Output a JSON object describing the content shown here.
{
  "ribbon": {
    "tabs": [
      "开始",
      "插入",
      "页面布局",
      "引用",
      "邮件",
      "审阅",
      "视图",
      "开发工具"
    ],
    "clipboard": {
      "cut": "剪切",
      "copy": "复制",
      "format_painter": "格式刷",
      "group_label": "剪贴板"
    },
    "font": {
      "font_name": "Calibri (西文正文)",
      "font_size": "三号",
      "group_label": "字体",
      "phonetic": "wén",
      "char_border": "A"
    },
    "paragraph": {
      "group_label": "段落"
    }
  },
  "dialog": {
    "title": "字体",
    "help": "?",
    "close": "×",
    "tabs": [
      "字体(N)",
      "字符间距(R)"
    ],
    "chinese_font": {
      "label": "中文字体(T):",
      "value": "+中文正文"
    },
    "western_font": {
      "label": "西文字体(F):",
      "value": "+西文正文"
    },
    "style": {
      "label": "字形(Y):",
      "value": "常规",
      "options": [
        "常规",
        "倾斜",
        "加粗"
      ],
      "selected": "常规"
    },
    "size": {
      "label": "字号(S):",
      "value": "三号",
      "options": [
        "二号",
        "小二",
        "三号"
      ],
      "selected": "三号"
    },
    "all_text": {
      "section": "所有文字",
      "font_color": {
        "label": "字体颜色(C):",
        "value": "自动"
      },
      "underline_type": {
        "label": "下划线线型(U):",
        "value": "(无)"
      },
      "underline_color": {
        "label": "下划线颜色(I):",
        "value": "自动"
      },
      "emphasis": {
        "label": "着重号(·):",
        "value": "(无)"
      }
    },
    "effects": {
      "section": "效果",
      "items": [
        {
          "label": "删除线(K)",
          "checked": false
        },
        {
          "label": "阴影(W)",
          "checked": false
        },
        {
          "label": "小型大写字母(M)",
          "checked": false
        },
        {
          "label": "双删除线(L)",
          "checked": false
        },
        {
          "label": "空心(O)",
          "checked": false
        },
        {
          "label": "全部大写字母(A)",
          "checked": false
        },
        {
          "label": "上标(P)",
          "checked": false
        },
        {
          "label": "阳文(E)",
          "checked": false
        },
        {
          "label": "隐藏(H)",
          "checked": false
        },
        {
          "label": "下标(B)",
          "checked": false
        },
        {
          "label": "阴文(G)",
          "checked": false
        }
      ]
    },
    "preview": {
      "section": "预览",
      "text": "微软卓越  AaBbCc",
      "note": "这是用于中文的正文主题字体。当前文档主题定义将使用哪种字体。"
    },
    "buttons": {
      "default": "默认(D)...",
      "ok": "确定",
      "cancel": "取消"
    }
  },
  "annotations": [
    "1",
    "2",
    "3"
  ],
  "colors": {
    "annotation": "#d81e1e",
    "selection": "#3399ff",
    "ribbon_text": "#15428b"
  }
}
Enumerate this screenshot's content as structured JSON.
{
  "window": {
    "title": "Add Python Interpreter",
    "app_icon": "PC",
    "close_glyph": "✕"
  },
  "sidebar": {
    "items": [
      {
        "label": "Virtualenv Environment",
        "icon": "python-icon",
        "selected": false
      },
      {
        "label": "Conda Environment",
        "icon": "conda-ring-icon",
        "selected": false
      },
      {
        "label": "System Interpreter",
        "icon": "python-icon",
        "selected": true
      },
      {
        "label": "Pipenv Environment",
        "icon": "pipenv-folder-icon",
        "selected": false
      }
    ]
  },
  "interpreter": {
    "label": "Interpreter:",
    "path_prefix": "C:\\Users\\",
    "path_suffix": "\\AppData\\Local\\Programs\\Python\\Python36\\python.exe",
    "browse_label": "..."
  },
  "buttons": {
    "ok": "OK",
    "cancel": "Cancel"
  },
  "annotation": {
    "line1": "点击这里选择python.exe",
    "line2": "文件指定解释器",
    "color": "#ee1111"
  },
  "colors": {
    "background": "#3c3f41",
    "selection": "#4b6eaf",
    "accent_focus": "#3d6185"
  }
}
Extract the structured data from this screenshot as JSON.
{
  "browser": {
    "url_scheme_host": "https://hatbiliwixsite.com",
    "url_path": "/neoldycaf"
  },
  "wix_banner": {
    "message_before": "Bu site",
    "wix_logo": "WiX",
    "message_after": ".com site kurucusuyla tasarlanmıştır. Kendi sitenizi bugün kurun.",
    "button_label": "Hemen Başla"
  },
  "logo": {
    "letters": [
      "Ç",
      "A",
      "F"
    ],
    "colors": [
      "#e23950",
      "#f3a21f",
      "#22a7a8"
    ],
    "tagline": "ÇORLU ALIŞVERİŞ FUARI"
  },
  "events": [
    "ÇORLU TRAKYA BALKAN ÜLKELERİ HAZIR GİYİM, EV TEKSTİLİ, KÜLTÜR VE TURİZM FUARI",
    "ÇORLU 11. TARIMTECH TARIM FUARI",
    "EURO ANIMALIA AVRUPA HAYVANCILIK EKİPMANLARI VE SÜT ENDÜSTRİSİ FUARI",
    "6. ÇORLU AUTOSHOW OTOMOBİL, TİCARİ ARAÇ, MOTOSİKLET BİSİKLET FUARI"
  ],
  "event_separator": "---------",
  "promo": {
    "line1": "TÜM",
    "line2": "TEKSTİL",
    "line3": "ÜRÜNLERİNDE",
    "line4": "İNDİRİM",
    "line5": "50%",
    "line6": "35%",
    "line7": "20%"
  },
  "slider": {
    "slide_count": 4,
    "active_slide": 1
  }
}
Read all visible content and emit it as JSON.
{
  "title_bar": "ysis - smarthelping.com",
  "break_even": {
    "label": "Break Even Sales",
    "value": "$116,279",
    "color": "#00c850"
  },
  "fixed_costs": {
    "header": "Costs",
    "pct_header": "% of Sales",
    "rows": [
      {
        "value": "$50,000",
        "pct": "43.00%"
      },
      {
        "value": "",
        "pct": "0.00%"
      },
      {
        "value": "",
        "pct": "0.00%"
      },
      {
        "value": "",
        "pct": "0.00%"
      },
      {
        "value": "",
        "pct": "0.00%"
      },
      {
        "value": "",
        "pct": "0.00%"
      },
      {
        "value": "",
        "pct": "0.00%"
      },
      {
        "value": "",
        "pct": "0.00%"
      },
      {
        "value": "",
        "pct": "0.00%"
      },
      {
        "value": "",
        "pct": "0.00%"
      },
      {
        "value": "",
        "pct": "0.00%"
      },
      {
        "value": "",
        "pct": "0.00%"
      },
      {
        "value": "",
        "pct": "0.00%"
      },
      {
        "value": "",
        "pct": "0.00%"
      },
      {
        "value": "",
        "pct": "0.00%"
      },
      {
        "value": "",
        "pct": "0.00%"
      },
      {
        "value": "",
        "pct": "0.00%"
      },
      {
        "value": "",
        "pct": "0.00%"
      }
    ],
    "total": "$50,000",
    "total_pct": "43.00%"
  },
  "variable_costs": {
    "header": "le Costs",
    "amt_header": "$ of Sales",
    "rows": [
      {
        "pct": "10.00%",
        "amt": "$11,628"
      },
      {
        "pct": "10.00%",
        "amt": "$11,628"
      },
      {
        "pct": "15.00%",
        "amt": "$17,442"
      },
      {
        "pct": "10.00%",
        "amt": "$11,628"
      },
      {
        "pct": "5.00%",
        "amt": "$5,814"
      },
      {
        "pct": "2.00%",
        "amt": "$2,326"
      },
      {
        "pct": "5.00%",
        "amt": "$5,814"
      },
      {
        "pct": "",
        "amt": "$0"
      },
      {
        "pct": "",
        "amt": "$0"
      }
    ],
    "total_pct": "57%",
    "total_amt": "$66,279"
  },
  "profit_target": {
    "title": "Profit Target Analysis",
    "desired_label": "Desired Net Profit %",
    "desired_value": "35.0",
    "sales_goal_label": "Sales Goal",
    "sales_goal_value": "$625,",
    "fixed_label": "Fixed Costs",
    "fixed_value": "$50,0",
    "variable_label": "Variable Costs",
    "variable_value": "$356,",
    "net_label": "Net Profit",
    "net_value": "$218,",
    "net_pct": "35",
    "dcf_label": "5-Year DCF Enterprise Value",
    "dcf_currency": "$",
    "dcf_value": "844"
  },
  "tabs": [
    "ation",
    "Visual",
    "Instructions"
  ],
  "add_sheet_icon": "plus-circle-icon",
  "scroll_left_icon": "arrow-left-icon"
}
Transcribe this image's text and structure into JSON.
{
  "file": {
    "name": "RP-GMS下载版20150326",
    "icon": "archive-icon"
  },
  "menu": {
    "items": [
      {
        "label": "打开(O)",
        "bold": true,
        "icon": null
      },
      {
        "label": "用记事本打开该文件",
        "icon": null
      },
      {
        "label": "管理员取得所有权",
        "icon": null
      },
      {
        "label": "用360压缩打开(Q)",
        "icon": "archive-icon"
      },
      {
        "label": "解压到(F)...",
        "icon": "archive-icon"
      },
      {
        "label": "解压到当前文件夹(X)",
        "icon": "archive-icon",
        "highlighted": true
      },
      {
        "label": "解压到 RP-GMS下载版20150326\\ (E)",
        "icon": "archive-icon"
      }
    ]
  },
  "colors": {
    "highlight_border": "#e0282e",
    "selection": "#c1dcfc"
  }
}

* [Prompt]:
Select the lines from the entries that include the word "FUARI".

* [Response to this task]:
    "tagline": "ÇORLU ALIŞVERİŞ FUARI"
    "ÇORLU TRAKYA BALKAN ÜLKELERİ HAZIR GİYİM, EV TEKSTİLİ, KÜLTÜR VE TURİZM FUARI",
    "ÇORLU 11. TARIMTECH TARIM FUARI",
    "EURO ANIMALIA AVRUPA HAYVANCILIK EKİPMANLARI VE SÜT ENDÜSTRİSİ FUARI",
    "6. ÇORLU AUTOSHOW OTOMOBİL, TİCARİ ARAÇ, MOTOSİKLET BİSİKLET FUARI"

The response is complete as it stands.